You would not believe the horn-blowing, flag-waving, chanting, excitement in Costa Rica! The air is thick with it. Today, Sunday, 7 Feb 2010, Costa Ricans are electing a new president, as well as a bunch of diputados (representatives) from all seven cantons.
Costa Rica takes its elections very seriously and is as encouraging as possible, actually helpful, so that every citizen gets to vote (unlike some other countries who shall remain nameless). For instance:
- Citizens are required to vote, although no one is fined or jailed if they don't show up. So let's say, "strongly encouraged."
- Children have their own voting centers and their votes are reported as important news. It is part of their education from the first grade.
- Registration centers are open Sunday, TODAY, voting day, for students who turn 18 today and have made it known they want to vote THIS election. Yes, you can register on election day.
- Voting day is Sunday, when most everyone has the day free. Pretty sensible for a third world country, eh?
- There are seven people running for President from seven political parties. What a concept. You can belong to any party and have a place on the ballot. Wow. Let that settle in. I have no clue how one goes about inventing a political party, but if you have a plan to reform Costa Rica, pick a name and go for it: National Liberation Party, Social Christian Unity Party, Costa Rica Renovation Party, Libertarian Movement Party (go, Otto), Accessibility without Exclusion Party, Citizen Action Party, and the Broad Front Party. [It looks like there are two other candidates: Araya and Muñoz. I can't find any info on them, but they are showing up in the count. Hmmm.]

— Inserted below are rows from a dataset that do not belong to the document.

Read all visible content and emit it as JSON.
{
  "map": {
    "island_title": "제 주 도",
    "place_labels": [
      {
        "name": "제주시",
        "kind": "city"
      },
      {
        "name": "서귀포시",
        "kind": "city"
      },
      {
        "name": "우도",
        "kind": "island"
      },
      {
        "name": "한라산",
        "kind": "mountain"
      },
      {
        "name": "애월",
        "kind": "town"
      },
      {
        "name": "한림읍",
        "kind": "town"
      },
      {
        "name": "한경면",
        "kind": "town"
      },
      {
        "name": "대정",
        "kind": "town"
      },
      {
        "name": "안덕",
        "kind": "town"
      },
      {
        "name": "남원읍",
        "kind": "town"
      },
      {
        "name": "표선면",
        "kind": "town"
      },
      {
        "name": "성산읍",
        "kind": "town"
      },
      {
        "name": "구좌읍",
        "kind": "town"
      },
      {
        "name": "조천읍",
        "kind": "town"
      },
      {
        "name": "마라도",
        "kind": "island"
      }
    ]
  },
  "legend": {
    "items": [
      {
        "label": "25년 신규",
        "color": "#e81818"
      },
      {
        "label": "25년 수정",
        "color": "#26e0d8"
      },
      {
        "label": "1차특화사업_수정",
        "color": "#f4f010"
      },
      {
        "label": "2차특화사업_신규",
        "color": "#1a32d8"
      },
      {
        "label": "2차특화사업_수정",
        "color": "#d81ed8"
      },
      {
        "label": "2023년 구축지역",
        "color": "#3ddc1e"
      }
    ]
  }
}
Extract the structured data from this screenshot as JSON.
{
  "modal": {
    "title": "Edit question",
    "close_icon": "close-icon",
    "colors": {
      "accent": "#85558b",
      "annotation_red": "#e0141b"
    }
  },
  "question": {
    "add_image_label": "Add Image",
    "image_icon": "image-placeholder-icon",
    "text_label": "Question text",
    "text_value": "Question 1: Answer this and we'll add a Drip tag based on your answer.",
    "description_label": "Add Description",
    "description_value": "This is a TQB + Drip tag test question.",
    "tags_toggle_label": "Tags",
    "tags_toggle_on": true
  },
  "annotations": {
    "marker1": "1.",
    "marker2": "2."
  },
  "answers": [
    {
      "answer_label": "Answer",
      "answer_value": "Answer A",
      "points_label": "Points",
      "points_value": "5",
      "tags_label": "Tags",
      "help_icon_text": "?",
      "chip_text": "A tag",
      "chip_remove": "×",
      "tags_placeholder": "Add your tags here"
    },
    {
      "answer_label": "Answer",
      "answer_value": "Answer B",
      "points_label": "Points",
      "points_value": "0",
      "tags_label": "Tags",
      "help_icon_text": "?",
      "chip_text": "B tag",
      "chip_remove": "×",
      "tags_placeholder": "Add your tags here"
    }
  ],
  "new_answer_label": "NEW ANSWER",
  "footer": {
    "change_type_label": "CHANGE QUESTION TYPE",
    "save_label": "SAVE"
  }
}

- Candidates can't run TV ads today, but the news channels are running biographies of each candidate. I notice in the "unbiased" reporting footage that Laura's green and white flags dominate… but I'm going to overlook that.
- Inmates are encouraged to vote and have their own urnas (voting stations). Women in the El Buen Pastor women's facility were interviewed; some had never voted before!
- Patients in Hospitals were voting as well.
- They had a station set up in a casa de ancianos [old folks home] for the residents. A reporter asked an attendant which candidate had gotten the most votes. The attendant answered that she wasn't about to count votes until 6:00 when the voting was officially over. Harrumph!
- The oldest voter in Costa Rica today is 109 years old.
Here's how it works, according to another friend: the polls close at 6PM, at which time the table attendants will count the votes and relay their count to the Tribunal Supremo de Elecciones (TSE). The TSE will publish results as they come in after 7PM and you can watch the tally on its website. TV and radio will be broadcasting as well. I found live coverage on Teletica, the local TV station. (I have to watch online since my TV has been commandeered by my teens and a friend, drinking beer and watching the Superbowl. Where did I go wrong?) The winner* should be known around midnight.
*To win, a candidate must receive at least 40% of the vote. If no one gets at least 40% of the vote, there will be a run-off election in April between the top two. Laura Chinchilla, Arias' former V.P., is the favorite. But my guy, Otto Guevara, the Libertarian candidate, has been coming on strong and many believe there will be a run off… in which case many believe Otto will win.
Here's a taste of my guy, start at minute 7:45, continue to part 5:
Costa Rica's citizens are keenly interested in the outcome, not ambivalent
or the least bit jaded. As a friend in
Alajuela said, "Stands are set up along the road for the political
parties. Adults and kids waving flags. People everywhere are excited.
It's a great day to be in CR." Indeed it is. If Otto wins – and I know it's a long shot – it will be a very interesting time to be
in Costa Rica! Not only livin' la pura vida, but with a Libertarian president. Yummy.
UPDATE 8:45pm and no yummy likely, short of a miracle. With 11.3% of the votes in so far, Laura has 48.7% of those votes. Otton Solis (who almost beat Arias in 2006) has 22.5% and Otto only has 21.3%. [Pause for effect.] Oh, what the heck, I believe in miracles.
UPDATE 8:50pm… More bad news: the Saints beat the Colts. Sister Jean led me astray. I wouldn't ordinarily care, but I bet Hal $1,000,000 that the Colts would win. And I generously gave him 5 points. I'm definitely going to need that miracle.
UPDATE 10:45pm It's pretty much all over but the fat lady's song and hearing that will just annoy the life out of me. The roar of the celebration fireworks from Laura's platform at Sabana Park all the way down in San José is deafening. I'm going to bed. Feh!
UPDATE 6am The Morning After: Here's the final score with 94.6% of the votes in (elections are decided based on a straight popular vote here). Laura won with 46.8%, Otton came in second with 25.2% and Otto third with 20.8%. Socialismo, here we come!
I shouldn't be surprised. Costa Rica has taken care of its citizens for so long, the term personal liberty has no meaning here. They feel free (as do we) and, really, life is good. I'm going to try to keep an open mind.